Content starts

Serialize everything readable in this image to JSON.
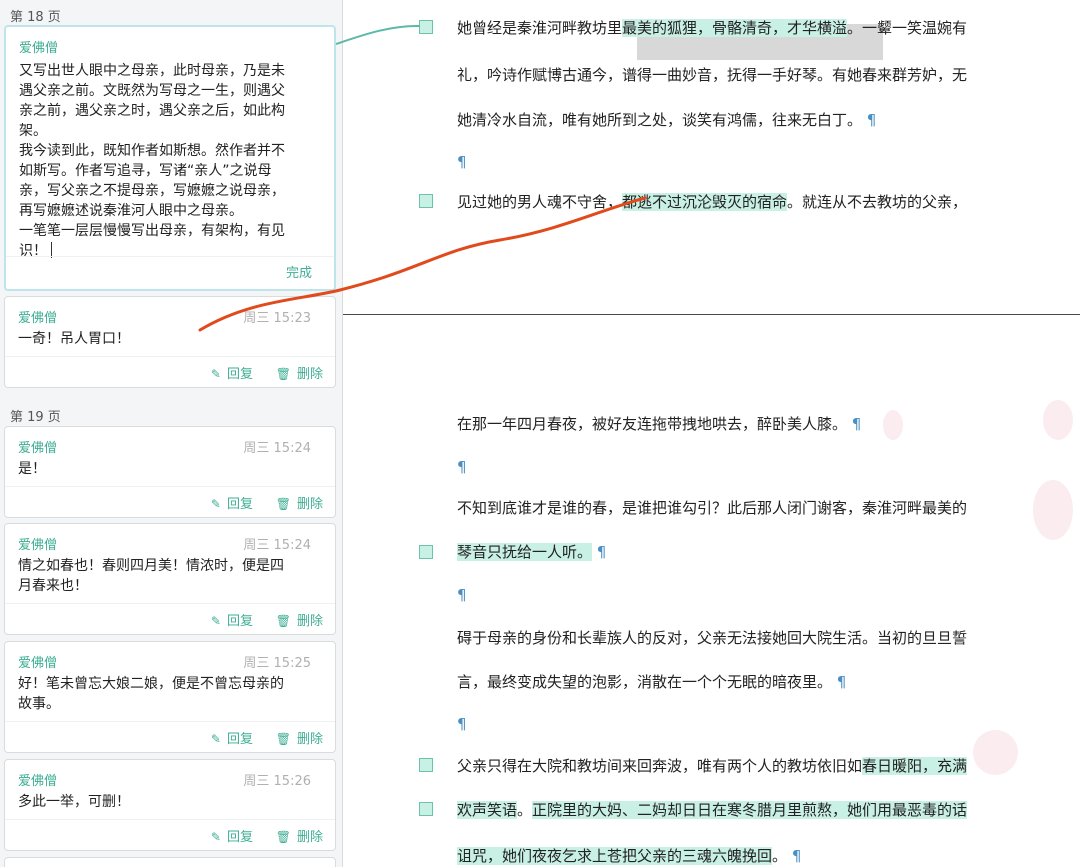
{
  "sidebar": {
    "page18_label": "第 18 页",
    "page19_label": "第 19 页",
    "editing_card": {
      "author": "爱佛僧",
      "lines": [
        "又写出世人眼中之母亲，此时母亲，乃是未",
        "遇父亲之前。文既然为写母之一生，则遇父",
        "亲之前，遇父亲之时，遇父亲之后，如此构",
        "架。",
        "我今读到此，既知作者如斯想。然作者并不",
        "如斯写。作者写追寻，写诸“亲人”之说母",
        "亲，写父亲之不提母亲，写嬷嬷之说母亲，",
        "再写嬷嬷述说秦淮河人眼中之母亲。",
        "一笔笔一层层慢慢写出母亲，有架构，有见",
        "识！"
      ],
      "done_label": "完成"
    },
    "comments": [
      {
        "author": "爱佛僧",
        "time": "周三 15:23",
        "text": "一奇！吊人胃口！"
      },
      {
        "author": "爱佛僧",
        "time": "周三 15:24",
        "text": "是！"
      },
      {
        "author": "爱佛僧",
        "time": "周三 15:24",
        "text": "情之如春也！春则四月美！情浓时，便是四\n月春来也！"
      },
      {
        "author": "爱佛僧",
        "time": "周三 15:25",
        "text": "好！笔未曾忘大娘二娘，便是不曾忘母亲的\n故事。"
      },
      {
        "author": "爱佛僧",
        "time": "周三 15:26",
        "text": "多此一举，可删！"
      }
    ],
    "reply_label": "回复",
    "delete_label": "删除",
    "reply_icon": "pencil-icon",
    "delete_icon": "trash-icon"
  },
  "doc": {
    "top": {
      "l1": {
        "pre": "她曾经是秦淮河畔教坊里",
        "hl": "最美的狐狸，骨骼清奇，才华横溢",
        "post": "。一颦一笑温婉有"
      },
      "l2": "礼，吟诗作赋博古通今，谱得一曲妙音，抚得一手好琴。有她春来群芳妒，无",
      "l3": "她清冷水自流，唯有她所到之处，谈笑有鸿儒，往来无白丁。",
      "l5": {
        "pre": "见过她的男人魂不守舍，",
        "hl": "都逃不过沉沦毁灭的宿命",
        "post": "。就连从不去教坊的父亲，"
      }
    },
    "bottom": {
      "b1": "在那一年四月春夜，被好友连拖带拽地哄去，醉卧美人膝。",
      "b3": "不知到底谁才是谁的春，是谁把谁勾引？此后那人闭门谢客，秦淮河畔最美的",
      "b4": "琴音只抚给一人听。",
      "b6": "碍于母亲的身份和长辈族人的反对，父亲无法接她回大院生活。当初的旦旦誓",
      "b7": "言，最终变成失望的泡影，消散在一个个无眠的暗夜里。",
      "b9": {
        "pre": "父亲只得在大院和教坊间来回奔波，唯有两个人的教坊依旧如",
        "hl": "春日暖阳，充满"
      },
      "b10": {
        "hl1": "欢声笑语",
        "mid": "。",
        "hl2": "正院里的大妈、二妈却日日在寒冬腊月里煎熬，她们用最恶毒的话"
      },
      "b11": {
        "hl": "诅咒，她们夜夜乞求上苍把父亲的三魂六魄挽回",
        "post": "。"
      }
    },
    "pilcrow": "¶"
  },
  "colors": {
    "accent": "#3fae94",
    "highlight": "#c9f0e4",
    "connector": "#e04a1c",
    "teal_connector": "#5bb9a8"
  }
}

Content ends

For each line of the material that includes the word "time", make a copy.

Reply to the task
        "time": "周三 15:23",
        "time": "周三 15:24",
        "time": "周三 15:24",
        "time": "周三 15:25",
        "time": "周三 15:26",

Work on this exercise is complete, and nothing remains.